→ **What the task asks**: Copy out all lines in the data below containing the string "gradient".

→ **Listed records**:
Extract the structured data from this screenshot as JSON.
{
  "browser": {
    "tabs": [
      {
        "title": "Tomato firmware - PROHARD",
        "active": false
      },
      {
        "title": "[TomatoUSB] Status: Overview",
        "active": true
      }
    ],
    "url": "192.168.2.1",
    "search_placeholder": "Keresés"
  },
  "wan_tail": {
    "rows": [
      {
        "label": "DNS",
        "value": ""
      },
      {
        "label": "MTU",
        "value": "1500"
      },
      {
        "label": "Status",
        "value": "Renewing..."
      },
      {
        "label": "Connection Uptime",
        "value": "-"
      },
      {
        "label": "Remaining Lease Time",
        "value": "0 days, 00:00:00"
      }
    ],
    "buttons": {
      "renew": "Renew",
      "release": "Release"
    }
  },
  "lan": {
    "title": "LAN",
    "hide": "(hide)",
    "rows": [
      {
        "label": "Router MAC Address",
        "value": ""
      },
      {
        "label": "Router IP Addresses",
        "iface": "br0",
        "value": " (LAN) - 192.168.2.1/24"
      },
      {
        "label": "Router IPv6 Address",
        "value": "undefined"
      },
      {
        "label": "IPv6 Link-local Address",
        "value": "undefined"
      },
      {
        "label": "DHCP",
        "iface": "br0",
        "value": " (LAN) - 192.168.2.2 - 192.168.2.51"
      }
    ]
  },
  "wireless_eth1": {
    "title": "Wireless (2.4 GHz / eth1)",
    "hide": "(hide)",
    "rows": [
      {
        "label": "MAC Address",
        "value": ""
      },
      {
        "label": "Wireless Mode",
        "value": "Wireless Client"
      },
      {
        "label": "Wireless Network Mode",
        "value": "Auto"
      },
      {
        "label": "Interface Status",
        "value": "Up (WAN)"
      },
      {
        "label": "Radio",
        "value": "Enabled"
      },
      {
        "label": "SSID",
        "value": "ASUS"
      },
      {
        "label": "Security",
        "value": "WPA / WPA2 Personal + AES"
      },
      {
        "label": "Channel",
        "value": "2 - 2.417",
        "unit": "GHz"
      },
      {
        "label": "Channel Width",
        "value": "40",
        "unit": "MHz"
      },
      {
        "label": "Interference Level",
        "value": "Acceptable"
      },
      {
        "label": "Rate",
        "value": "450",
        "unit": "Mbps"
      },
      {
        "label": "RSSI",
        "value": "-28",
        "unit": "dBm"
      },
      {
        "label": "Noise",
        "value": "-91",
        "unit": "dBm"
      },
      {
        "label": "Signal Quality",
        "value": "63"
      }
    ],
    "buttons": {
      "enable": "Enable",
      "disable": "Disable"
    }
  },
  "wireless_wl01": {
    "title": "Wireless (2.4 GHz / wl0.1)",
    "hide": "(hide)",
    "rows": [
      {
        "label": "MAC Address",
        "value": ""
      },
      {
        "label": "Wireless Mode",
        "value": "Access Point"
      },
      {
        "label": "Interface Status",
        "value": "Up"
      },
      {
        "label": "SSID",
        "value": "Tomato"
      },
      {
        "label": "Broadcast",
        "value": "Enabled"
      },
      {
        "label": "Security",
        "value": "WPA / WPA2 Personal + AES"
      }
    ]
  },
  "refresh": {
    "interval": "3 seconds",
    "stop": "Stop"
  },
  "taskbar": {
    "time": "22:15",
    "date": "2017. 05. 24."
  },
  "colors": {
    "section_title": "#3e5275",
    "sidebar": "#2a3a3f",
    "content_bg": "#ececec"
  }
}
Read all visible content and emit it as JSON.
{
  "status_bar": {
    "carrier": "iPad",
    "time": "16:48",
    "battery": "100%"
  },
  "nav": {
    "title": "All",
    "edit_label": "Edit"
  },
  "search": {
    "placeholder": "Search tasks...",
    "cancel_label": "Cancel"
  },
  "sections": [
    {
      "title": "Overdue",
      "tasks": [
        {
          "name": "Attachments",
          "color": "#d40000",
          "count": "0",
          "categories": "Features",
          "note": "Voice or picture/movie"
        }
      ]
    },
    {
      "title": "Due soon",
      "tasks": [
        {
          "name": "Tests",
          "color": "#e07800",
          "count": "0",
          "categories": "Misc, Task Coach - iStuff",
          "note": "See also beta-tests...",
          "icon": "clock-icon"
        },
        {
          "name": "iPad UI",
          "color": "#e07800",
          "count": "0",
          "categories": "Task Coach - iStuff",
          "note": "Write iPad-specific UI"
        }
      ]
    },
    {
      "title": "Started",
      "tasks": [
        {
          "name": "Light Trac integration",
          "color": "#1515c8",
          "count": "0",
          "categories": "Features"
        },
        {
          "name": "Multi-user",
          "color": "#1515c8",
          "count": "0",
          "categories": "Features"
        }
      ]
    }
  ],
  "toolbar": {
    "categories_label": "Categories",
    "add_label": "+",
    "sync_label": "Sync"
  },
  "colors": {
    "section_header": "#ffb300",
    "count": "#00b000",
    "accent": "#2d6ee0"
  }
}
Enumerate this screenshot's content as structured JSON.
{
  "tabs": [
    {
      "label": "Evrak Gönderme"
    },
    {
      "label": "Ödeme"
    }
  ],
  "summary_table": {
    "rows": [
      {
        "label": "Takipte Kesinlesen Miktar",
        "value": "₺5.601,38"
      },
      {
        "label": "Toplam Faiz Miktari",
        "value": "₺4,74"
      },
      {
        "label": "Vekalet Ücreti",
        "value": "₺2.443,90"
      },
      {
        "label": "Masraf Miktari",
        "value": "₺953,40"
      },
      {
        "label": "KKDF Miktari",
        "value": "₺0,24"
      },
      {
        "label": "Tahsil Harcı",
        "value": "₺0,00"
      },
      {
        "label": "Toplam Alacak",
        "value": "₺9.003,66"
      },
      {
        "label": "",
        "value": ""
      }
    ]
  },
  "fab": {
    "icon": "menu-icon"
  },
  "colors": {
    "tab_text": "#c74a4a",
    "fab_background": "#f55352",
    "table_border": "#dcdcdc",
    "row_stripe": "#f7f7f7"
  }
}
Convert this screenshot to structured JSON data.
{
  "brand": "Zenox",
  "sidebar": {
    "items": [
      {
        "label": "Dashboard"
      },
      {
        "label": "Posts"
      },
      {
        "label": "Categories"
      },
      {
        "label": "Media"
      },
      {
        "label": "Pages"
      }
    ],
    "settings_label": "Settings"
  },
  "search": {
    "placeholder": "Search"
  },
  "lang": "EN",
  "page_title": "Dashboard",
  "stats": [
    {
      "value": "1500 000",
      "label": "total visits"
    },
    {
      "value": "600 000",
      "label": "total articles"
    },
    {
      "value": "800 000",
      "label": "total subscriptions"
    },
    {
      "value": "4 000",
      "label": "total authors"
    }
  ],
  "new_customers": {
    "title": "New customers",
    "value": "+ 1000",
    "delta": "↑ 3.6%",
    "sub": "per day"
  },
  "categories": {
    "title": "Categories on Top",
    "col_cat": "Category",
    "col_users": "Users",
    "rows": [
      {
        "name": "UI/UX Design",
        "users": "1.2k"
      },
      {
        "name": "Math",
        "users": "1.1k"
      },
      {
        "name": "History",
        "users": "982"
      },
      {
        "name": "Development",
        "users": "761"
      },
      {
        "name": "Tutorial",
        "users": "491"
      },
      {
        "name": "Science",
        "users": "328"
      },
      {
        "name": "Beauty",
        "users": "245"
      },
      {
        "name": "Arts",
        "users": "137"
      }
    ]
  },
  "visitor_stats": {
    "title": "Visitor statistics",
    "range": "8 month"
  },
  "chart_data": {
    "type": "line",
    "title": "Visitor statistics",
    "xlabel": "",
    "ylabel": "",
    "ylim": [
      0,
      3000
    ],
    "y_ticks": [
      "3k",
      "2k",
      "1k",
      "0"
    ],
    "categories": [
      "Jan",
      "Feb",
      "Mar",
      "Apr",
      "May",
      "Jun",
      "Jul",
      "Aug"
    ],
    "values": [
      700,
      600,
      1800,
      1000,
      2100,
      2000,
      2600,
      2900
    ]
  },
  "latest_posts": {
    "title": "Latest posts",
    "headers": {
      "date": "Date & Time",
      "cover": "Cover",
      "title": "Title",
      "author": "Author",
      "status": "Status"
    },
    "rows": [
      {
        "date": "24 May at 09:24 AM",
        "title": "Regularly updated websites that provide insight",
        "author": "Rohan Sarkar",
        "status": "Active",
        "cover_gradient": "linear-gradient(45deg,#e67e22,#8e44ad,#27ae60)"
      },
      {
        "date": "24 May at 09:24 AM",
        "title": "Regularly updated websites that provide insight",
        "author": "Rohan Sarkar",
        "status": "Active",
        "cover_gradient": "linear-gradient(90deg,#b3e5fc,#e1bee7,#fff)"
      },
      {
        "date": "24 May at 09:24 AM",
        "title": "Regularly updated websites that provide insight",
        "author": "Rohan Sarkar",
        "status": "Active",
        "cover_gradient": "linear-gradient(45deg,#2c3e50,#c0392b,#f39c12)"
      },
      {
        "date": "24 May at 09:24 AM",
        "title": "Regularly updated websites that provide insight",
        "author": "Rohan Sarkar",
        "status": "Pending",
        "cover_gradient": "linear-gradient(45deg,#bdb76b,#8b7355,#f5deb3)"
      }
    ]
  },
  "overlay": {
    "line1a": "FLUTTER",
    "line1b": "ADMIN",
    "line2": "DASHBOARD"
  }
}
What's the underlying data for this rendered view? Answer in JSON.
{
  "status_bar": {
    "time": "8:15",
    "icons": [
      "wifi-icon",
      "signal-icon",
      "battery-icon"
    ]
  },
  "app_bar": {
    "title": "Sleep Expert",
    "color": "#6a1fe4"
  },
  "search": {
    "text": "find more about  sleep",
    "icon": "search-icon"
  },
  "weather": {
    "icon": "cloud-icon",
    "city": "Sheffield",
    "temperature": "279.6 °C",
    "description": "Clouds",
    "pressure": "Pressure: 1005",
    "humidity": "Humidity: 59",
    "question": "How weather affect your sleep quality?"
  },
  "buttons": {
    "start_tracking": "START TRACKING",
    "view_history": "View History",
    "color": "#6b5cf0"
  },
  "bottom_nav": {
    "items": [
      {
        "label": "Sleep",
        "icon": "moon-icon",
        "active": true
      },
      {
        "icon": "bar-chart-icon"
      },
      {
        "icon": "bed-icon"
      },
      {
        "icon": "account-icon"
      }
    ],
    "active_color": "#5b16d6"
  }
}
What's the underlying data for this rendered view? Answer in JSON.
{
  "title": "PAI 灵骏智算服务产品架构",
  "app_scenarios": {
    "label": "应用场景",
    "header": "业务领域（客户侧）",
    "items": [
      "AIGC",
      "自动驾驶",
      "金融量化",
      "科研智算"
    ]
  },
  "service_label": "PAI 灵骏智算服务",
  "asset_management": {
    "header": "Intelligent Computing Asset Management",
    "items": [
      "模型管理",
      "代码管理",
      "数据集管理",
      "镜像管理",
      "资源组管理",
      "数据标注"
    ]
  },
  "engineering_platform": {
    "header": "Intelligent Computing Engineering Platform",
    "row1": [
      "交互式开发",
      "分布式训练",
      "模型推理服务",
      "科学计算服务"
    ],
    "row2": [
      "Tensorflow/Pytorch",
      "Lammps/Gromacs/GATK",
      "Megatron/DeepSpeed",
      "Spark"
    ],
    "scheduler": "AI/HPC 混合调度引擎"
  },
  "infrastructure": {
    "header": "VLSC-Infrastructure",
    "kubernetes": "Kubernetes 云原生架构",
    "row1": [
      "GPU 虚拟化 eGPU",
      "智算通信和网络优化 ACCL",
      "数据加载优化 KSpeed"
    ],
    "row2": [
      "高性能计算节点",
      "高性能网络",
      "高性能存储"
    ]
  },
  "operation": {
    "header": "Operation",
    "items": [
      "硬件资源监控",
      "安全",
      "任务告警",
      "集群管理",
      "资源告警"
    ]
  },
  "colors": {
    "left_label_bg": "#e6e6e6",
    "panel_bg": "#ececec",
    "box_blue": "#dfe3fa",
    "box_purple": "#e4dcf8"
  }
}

→ **Answer for the task**:
        "cover_gradient": "linear-gradient(45deg,#e67e22,#8e44ad,#27ae60)"
        "cover_gradient": "linear-gradient(90deg,#b3e5fc,#e1bee7,#fff)"
        "cover_gradient": "linear-gradient(45deg,#2c3e50,#c0392b,#f39c12)"
        "cover_gradient": "linear-gradient(45deg,#bdb76b,#8b7355,#f5deb3)"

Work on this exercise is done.